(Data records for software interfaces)
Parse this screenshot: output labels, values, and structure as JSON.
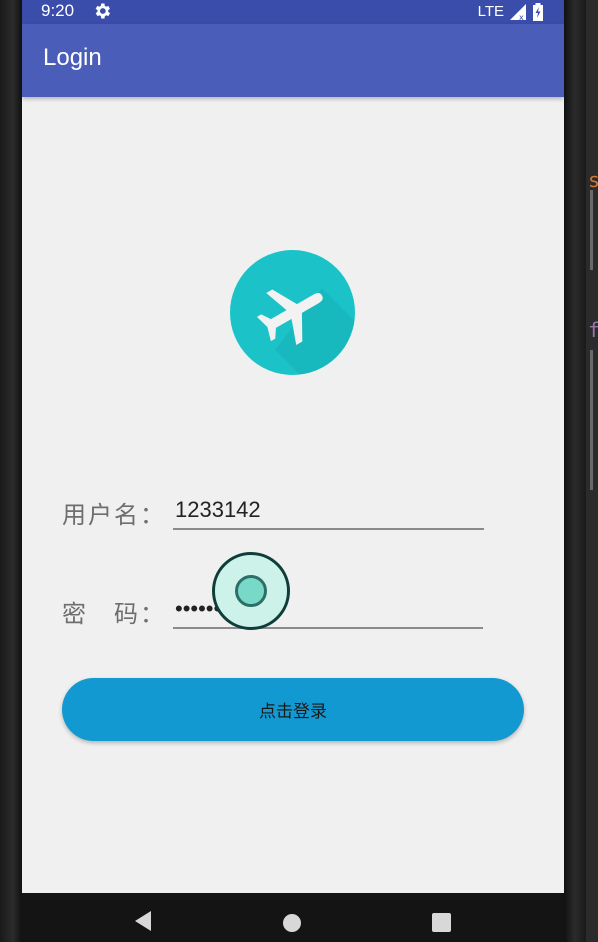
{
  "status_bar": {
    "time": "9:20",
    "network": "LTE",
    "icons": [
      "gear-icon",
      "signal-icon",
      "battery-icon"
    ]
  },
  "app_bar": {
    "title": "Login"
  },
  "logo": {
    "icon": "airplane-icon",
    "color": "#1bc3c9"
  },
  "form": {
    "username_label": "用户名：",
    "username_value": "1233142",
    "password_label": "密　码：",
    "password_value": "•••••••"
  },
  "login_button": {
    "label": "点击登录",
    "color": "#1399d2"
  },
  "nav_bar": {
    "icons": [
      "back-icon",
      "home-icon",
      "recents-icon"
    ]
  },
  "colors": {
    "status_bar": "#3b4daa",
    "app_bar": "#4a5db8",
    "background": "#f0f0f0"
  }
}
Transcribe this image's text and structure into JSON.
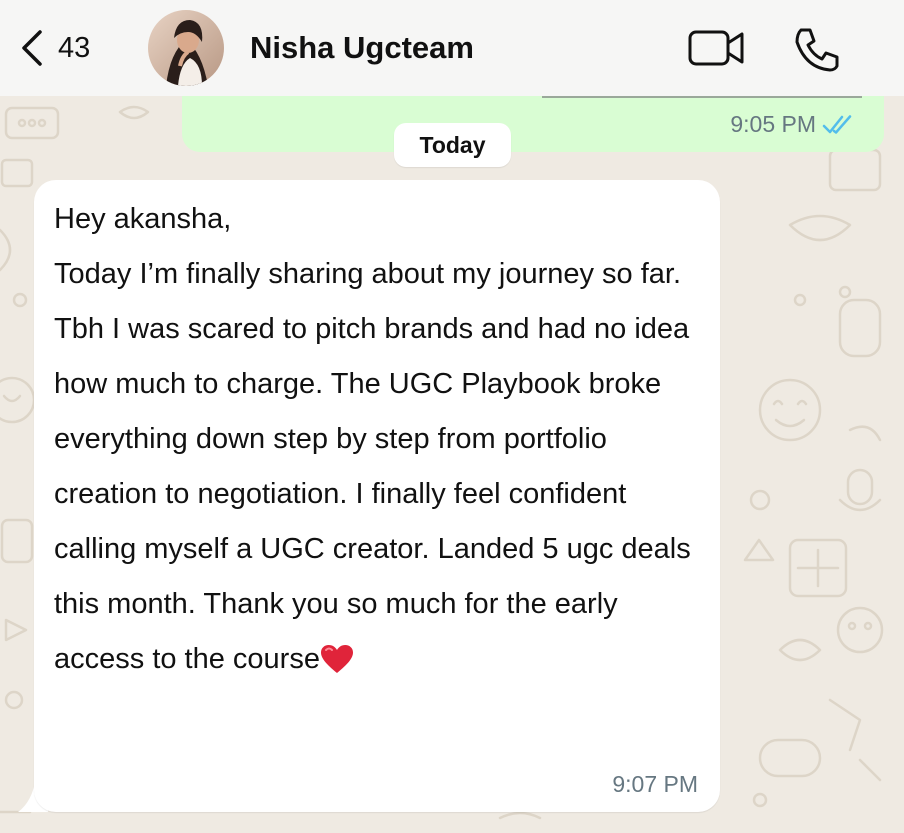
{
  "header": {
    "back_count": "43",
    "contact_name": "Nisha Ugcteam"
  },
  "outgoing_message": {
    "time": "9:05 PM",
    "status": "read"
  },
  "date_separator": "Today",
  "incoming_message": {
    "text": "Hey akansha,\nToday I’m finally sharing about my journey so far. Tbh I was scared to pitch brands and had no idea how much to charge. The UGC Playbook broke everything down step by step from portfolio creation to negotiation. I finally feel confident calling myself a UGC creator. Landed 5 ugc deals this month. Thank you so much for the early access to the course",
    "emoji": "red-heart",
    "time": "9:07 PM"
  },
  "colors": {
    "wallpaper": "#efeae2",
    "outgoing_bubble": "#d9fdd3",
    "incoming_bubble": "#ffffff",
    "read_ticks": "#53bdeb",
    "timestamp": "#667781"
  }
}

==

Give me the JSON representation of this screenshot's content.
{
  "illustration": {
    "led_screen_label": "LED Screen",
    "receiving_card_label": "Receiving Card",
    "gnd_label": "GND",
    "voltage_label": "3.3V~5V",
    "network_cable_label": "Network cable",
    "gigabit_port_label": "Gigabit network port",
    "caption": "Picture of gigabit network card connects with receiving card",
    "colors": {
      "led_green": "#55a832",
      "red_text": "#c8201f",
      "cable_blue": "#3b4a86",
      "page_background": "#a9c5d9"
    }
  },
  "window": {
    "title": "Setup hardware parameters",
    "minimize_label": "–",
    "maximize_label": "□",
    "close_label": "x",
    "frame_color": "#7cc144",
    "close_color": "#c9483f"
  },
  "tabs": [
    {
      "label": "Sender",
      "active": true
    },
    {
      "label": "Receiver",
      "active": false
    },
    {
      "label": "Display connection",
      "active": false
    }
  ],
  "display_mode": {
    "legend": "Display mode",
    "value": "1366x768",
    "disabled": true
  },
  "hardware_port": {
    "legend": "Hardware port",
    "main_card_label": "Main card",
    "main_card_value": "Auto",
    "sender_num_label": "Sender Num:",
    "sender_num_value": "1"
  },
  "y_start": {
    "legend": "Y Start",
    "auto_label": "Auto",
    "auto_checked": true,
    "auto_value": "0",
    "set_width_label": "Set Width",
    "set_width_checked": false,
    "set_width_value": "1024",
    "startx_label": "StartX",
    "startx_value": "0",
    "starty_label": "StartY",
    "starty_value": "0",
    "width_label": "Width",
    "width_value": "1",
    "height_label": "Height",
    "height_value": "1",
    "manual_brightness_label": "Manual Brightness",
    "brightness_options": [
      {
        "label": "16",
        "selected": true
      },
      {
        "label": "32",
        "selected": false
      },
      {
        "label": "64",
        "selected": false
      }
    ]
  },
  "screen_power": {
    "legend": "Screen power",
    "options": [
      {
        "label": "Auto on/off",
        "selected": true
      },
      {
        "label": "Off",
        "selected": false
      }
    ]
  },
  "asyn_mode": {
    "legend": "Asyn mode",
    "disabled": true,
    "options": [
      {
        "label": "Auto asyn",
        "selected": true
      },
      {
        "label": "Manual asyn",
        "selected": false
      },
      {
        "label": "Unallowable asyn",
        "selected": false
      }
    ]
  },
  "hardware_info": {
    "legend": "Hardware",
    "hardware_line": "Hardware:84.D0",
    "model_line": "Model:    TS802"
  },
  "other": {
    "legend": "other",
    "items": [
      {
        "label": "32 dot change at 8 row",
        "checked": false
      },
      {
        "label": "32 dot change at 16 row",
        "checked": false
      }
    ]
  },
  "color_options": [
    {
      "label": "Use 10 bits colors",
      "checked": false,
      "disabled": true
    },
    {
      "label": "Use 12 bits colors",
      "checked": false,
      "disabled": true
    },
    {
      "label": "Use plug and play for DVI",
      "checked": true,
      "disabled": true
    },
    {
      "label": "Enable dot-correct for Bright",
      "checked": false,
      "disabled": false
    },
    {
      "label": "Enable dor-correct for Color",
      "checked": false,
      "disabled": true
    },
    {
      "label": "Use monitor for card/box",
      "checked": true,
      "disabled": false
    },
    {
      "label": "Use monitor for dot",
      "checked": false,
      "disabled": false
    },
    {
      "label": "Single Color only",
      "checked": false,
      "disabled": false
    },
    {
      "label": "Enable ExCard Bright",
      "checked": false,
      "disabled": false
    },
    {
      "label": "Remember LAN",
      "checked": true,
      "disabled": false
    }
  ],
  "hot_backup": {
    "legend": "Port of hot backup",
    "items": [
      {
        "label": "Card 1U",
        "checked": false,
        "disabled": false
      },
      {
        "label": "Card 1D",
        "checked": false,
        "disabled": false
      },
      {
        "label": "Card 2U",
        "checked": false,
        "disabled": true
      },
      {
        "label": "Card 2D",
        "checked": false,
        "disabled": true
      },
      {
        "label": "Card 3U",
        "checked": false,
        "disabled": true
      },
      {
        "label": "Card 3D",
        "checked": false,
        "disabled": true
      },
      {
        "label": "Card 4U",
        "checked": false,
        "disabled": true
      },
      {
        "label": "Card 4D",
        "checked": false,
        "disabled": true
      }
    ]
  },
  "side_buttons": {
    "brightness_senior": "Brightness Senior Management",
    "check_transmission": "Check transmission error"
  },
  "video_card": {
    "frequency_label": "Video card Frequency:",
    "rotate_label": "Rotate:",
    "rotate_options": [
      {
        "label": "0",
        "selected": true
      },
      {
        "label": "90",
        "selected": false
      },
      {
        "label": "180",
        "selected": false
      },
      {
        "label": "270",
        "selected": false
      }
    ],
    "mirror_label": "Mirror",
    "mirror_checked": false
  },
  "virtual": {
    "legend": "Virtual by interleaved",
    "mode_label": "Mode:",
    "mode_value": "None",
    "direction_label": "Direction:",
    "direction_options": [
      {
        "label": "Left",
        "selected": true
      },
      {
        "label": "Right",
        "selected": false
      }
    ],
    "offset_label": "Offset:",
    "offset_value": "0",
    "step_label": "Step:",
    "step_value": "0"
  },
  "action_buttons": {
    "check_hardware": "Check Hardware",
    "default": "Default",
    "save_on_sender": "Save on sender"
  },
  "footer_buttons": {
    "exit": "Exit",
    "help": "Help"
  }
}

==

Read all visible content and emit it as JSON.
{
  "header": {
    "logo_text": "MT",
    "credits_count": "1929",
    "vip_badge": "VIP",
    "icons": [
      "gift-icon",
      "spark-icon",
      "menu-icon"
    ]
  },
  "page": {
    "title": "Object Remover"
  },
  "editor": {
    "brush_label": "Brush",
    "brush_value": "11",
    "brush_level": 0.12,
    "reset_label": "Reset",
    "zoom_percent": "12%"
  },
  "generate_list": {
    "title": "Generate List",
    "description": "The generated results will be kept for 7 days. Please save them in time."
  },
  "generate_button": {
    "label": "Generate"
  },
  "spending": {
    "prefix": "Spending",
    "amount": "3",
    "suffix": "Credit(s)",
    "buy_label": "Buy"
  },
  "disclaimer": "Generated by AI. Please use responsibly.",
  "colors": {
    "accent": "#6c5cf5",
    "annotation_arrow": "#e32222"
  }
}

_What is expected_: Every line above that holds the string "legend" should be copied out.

_Completed task_:
    "legend": "Display mode",
    "legend": "Hardware port",
    "legend": "Y Start",
    "legend": "Screen power",
    "legend": "Asyn mode",
    "legend": "Hardware",
    "legend": "other",
    "legend": "Port of hot backup",
    "legend": "Virtual by interleaved",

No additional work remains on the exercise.